We chose the countries in which we worked for a variety of reasons:
The unmet contraceptive need in these countries ranged from 11% (Egypt) to nearly 30% (Ghana) of women. This means that they all had moderate to high numbers of women who didn’t want to become pregnant, were at risk of pregnancy, and didn’t have access to a contraceptive method that worked for them.
These countries are diverse in terms of culture and language. We wanted to understand how the CycleBeads app would work in multiple contexts, not just specific localized areas.
Here’s what we found out
We found that how women choose to use the CycleBeads app varied by country. Ghana and Kenya had the highest percentages of women using the app for pregnancy prevention (53% and 51% respectively), while India and Jordan had the highest percentages of women using the app for pregnancy planning (49% and 53% respectively).
In each country we surveyed, we found that the majority of people using the CycleBeads app for pregnancy prevention, had not been using any other form of contraception in the three months before they started using the app.
We found that we could reach women efficiently and that they were able to use it correctly and consistently even though they were learning about the app through direct marketing as well as word of mouth from friends and family.
Numbers, numbers, but what does it all mean?
There are a few key takeaways here.
First, there are still large numbers of women who need contraceptive options.
The CycleBeads app can reach women with unmet contraceptive need directly by providing them with a contraceptive solution that they can access entirely through their smartphones.
The CycleBeads app is filling a gap for hundreds of thousands of women who for whatever reason - concern over side effects, access to healthcare, cultural ideas around birth control - don’t use contraception.

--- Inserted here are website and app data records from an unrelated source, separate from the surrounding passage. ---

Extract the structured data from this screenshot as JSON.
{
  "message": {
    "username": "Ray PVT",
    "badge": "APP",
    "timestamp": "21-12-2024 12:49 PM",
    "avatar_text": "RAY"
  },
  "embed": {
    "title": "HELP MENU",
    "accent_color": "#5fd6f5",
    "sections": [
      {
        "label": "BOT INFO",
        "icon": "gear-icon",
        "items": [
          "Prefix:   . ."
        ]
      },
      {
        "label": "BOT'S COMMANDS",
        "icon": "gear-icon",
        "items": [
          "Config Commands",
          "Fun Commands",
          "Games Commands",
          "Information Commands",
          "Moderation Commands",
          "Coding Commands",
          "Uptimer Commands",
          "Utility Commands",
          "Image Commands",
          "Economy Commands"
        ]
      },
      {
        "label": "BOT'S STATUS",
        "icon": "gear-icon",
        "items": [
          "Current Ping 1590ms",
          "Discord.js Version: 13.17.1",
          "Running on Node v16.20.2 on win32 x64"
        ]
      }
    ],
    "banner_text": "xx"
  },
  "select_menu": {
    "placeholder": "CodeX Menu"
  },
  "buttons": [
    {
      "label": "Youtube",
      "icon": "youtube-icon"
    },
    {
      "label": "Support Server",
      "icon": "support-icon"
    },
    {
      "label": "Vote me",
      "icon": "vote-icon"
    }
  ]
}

The CycleBeads app, and our newest app Dot, may eventually be the best ways for women to access simple, effective fertility awareness method. These apps proactively educate women about their fertile windows, they remind them to enter their period dates, and they can efficiently provide women with contraceptive solutions that they can access directly through a mobile device.
But the physical CycleBeads product still has some advantages:
- It can be used by women who don’t have access to a smartphone.
- Because it is a physical product, it can be offered more readily through traditional health services.
Regardless of how women access these fertility awareness methods, we are giving them the ability to plan when and with whom they want to start their families.
There are still more women who need birth control options and there’s so much more work to be done. In 2018, we’re looking for more ways to reach women and invest in them. We’re excited to get to work!
Arevalo M. et al., "Efficacy of a New Method of Contraception: the Standard Days Method" Contraception, 2002;65;333-338
Contraceptive Technology 18th & 20th Editions.
Sedgh, G. et al “Unmet Need for Contraception in Developing Countries: Examining Women’s Reasons for Not Using a Method”, Guttmacher Report, June 2016.
The DHS Program, Demographic & Health Surveys
CycleBeads Impact Report, February 2018
Cycle Technologies is a socially minded consumer product company based in Washington, D.C. The company creates Brilliantly Simple™ solutions to address global health needs with particular focus on reproductive health technologies. Since 2002 the company has worked with researchers, healthcare partners, and technologists to identify, develop, and make available leading edge ideas that fit its mission. To see more about the company’s initiatives, visit http://www.CycleTechnologies.com. Follow us on Facebook, Twitter, and Instagram.